------ PROVIDED INFORMATION

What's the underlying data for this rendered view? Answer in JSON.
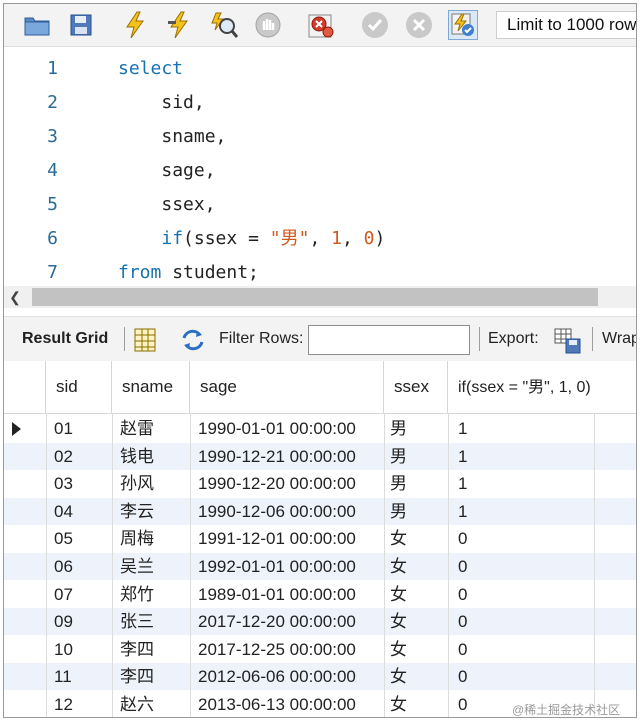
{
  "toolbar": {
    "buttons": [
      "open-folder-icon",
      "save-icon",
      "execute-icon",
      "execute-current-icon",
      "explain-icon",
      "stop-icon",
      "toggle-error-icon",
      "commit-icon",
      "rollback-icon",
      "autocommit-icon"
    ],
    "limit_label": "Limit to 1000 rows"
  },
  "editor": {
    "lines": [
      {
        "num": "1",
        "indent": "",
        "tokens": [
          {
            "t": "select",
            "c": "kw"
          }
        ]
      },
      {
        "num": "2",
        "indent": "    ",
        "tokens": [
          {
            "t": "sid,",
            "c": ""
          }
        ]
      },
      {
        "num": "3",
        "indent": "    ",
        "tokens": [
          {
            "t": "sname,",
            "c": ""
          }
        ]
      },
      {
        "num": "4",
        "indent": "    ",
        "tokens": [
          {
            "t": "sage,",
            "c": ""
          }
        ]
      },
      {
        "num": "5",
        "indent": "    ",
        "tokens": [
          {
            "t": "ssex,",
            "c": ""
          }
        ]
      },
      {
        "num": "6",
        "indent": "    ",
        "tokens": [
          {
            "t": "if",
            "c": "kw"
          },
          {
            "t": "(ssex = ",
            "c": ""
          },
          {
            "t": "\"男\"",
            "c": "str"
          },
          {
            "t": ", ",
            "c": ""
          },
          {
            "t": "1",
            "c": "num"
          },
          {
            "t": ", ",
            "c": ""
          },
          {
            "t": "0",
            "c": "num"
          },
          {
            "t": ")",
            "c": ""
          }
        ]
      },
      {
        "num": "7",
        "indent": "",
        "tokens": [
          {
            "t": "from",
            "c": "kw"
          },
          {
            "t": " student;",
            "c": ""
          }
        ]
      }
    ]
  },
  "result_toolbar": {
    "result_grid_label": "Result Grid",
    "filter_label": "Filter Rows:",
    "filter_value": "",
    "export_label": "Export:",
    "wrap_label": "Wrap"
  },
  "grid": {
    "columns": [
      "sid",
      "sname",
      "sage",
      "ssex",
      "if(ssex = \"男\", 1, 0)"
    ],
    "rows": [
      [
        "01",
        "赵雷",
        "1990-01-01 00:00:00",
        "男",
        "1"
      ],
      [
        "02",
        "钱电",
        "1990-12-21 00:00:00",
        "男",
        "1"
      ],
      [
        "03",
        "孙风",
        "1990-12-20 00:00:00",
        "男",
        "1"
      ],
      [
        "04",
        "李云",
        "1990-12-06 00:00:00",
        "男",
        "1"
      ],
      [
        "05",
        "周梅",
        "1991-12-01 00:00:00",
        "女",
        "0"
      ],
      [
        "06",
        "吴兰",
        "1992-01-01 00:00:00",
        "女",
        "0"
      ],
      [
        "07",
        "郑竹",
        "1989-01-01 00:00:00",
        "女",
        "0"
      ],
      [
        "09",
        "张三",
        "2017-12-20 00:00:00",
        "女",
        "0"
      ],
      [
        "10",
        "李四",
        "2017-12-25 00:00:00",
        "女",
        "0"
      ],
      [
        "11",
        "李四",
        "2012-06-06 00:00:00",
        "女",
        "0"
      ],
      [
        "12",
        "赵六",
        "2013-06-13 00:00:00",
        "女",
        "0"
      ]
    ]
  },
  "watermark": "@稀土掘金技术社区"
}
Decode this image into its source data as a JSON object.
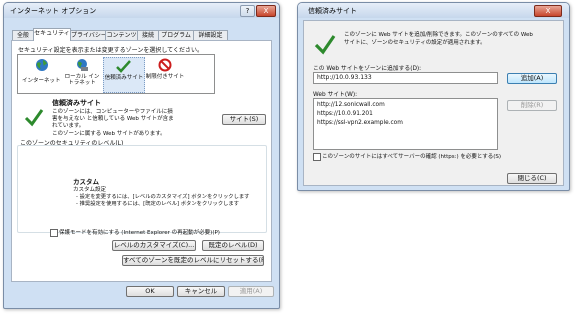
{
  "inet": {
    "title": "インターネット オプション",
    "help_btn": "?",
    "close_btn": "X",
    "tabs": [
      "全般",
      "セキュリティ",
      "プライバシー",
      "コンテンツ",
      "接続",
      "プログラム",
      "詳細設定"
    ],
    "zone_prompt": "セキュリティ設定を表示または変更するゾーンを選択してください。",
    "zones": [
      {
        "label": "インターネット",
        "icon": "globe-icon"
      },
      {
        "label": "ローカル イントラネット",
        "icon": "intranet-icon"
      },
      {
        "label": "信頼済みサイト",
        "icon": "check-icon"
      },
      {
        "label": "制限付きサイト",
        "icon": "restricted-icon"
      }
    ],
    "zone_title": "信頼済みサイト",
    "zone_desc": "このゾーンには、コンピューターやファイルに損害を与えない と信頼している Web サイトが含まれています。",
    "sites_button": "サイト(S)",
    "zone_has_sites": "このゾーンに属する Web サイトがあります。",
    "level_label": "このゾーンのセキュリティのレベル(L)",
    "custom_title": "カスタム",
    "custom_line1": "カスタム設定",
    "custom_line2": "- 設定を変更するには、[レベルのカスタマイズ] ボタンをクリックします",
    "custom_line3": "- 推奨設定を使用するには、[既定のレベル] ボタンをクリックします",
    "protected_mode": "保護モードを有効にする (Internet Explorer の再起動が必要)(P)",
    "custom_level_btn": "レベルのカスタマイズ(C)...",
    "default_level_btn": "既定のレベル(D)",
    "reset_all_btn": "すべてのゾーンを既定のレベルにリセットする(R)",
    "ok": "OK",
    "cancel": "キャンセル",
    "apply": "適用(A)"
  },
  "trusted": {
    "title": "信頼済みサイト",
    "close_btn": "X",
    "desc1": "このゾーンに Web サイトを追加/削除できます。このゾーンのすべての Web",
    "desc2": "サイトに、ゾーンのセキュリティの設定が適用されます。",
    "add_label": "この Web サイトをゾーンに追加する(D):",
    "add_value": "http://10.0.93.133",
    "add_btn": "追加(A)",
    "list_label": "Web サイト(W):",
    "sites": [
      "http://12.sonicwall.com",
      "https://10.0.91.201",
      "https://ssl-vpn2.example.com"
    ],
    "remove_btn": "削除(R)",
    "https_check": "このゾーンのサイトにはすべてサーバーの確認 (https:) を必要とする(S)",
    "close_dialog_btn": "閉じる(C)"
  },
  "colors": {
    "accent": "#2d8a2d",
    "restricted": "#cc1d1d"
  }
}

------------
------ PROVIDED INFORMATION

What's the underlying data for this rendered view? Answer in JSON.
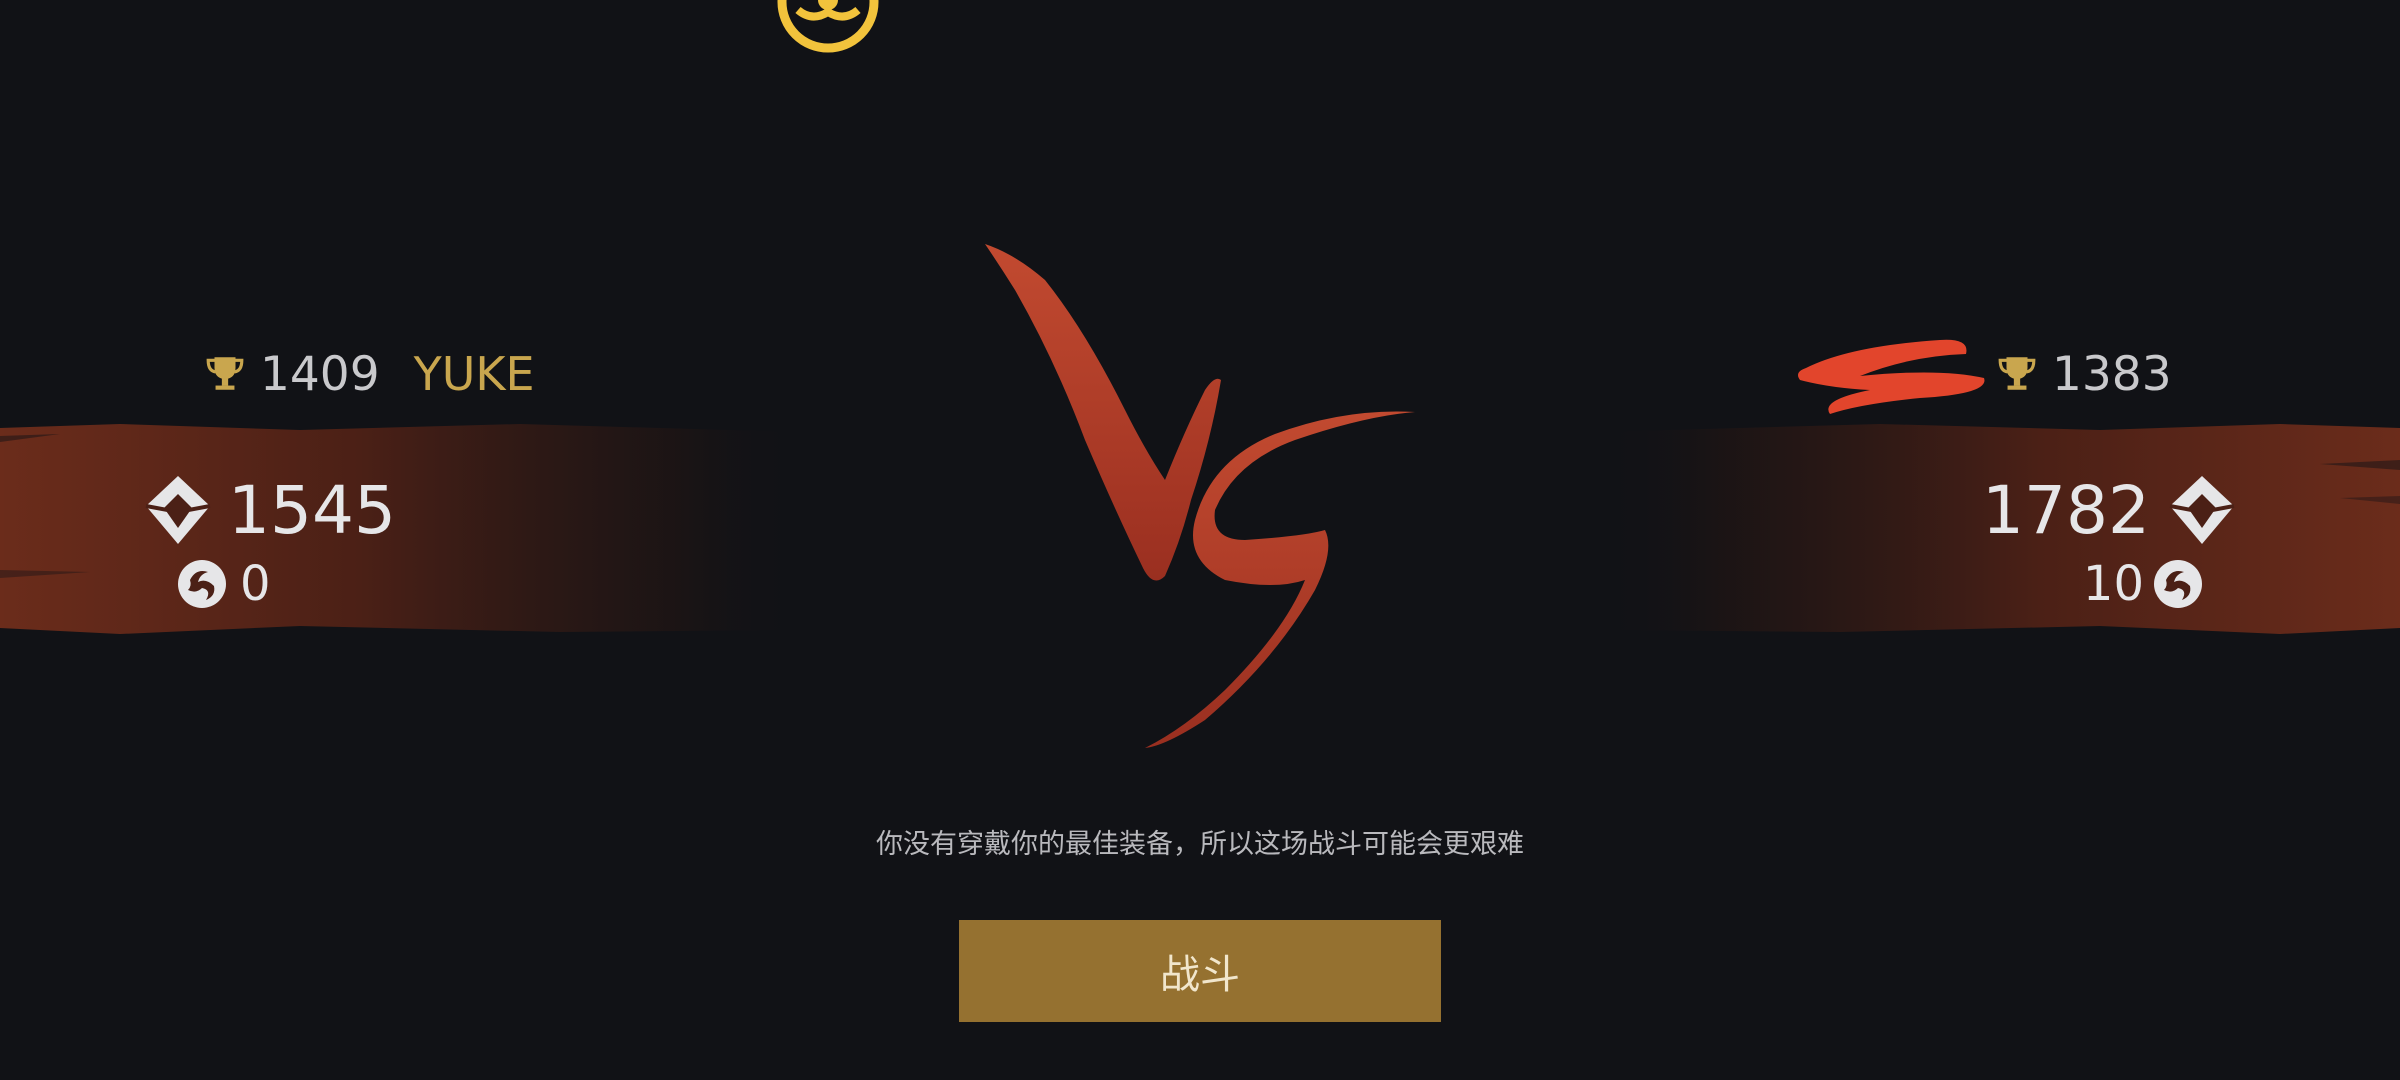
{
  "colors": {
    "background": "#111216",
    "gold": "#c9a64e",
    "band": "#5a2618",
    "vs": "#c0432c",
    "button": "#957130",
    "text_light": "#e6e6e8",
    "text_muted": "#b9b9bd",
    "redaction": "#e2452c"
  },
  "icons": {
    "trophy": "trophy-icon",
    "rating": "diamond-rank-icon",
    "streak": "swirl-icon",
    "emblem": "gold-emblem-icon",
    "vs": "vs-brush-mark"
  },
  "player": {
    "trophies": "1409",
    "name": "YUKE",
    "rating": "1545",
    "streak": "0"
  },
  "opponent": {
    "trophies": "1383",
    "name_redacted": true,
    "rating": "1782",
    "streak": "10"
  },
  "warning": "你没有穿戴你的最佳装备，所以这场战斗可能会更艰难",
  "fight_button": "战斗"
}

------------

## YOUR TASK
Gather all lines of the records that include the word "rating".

## RESPONSE AREA
    "rating": "diamond-rank-icon",
    "rating": "1545",
    "rating": "1782",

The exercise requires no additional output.